What to Expect When Starting ABA Services

What to expect when starting ABA Services with Discover Hope

Assessment

The first step in starting ABA services is conducting an individualized assessment of the child, which will be led by a Board Certified Behavior Analyst (BCBA) from Discover Hope.

The assessment process will consist of parent interview, direct assessment with the child, and observations of the child in their home, school and/or community settings. The assessment process typically takes 3-4 weeks to complete, and an assessment report will be provided to the family and the insurance company, with recommendations for the hours/week of direct 1:1 services for the child, as well as hours/month of supervision.

The number of hours we recommend will depend on the results of the assessment and the specific needs of the child (the severity of their deficits, their age, their behavioral needs, etc.).  The assessment report will also include an individualized treatment plan, with a description of the goals to be worked on with the child and the parents over the next 6 months. 

Starting Services

Once the recommendations for services have been made and accepted by the family and the insurance company, Discover Hope will provide a schedule for the child’s ABA services.

ABA sessions may be provided between 3-6 days/week and multiple sessions may be conducted on the same day.
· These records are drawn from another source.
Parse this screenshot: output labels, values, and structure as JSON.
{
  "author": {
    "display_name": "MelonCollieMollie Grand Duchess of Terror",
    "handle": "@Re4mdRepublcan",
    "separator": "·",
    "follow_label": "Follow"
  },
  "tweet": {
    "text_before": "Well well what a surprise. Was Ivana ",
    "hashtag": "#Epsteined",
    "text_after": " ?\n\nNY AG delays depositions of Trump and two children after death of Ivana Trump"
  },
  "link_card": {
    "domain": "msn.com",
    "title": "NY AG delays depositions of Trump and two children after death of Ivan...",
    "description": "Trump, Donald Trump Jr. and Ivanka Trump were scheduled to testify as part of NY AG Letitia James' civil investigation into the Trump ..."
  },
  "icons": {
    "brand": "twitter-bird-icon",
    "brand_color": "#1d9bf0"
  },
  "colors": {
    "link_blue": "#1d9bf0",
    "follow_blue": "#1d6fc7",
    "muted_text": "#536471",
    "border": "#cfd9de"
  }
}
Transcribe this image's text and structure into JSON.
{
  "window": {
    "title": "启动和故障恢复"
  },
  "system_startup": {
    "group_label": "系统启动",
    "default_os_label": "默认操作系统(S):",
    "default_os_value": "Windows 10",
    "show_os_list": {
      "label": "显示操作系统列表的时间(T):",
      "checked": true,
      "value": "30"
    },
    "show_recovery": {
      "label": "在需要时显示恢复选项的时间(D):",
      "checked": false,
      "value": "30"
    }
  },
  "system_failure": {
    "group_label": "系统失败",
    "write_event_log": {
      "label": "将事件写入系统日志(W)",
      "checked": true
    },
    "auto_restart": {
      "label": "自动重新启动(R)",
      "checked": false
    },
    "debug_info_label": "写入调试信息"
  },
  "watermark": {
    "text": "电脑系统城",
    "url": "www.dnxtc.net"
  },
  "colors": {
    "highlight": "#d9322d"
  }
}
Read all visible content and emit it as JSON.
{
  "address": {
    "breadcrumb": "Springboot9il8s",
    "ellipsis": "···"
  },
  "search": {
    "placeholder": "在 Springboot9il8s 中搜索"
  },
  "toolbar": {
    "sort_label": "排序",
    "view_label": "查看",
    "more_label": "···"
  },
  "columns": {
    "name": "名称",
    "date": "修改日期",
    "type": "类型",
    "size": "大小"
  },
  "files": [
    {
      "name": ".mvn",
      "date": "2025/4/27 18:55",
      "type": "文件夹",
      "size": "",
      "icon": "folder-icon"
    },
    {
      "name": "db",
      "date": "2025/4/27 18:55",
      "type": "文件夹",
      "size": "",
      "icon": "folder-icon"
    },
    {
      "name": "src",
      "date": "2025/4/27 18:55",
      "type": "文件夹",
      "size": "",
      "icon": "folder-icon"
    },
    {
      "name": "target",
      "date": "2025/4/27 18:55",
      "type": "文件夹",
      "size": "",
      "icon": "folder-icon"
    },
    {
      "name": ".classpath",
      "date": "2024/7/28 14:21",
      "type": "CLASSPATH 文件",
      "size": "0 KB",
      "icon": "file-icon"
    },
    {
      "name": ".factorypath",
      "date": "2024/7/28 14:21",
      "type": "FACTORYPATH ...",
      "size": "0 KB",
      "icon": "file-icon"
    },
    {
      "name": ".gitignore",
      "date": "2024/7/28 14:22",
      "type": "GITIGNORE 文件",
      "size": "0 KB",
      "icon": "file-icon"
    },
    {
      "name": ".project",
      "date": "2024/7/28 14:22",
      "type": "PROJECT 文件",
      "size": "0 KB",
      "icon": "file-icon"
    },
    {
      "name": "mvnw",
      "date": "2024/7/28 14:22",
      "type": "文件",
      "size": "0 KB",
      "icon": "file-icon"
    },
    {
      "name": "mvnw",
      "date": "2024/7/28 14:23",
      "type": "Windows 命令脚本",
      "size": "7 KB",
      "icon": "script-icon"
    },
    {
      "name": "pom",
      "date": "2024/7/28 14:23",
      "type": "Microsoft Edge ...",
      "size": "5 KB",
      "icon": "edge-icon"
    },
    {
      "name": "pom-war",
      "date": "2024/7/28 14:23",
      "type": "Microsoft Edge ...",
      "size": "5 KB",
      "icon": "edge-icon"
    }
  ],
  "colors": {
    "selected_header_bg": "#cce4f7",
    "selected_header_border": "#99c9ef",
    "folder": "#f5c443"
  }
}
Depending on how many hours/week of ABA services the child is receiving, they will likely have between 2-5 behavior therapists assigned to their treatment team, as well as a Program Supervisor who will supervise the behavior therapists and a Clinical Director (BCBA) who will oversee the clinical aspects of the program.

When a child is first starting ABA services, therapists will focus on building rapport with the child and getting to know their unique strengths and deficits. Therapists will start to increase the amount of instruction provided and their expectations of the child as they develop a relationship with the child and as the child becomes more accustomed to the structure of the ABA sessions.

ABA Sessions

Each child’s ABA sessions will look different, depending on how the child learns, what supports are needed, and what skills are being targeted.

Sessions may include:

  • Time in a designated therapy space
  • Time spent in common areas of the home
  • Time outdoors
  • A snack time, etc.

The therapists are skilled at embedding instruction into play activities, which allows the child to remain engaged and motivated to respond. Throughout each session, the therapist will work on increasing the child’s communication skills and teaching the child to utilize appropriate behaviors in place of maladaptive behaviors as needed.

Family member/caregiver participation may be required, especially when working on communication, play and social skills. The therapist will provide guidance and cues to the family members as needed during the session. 

Duration of Services

Every 6 months, the Clinical Director (BCBA) will provide the family and the insurance company with a progress report, with any needed updates to the treatment plan. The progress report will identify which goals have been met, where more instruction is needed in developing certain skills, and will make recommendations for on-going services.

Most children receive ABA services for at least 1-2 years, often more than that, and services will continue to be recommended as long as they continue to be necessary, effective, and appropriate for the child.

Ending ABA Services

ABA services are an intensive and 1:1 service that will not be appropriate for your child indefinitely.

As a child nears the point at which ABA services are no longer necessary for acquiring new skills and/or managing maladaptive behaviors or are no longer appropriate given their on-going needs, the Clinical Director will make recommendations to the family about fading ABA services and/or transitioning the child’s services to another service provider (i.e. one that offers vocational training). 

The Clinical Director will communicate with the family well in advance of making a recommendation to discontinue ABA services and will be able to address any concerns and questions well before services are ended.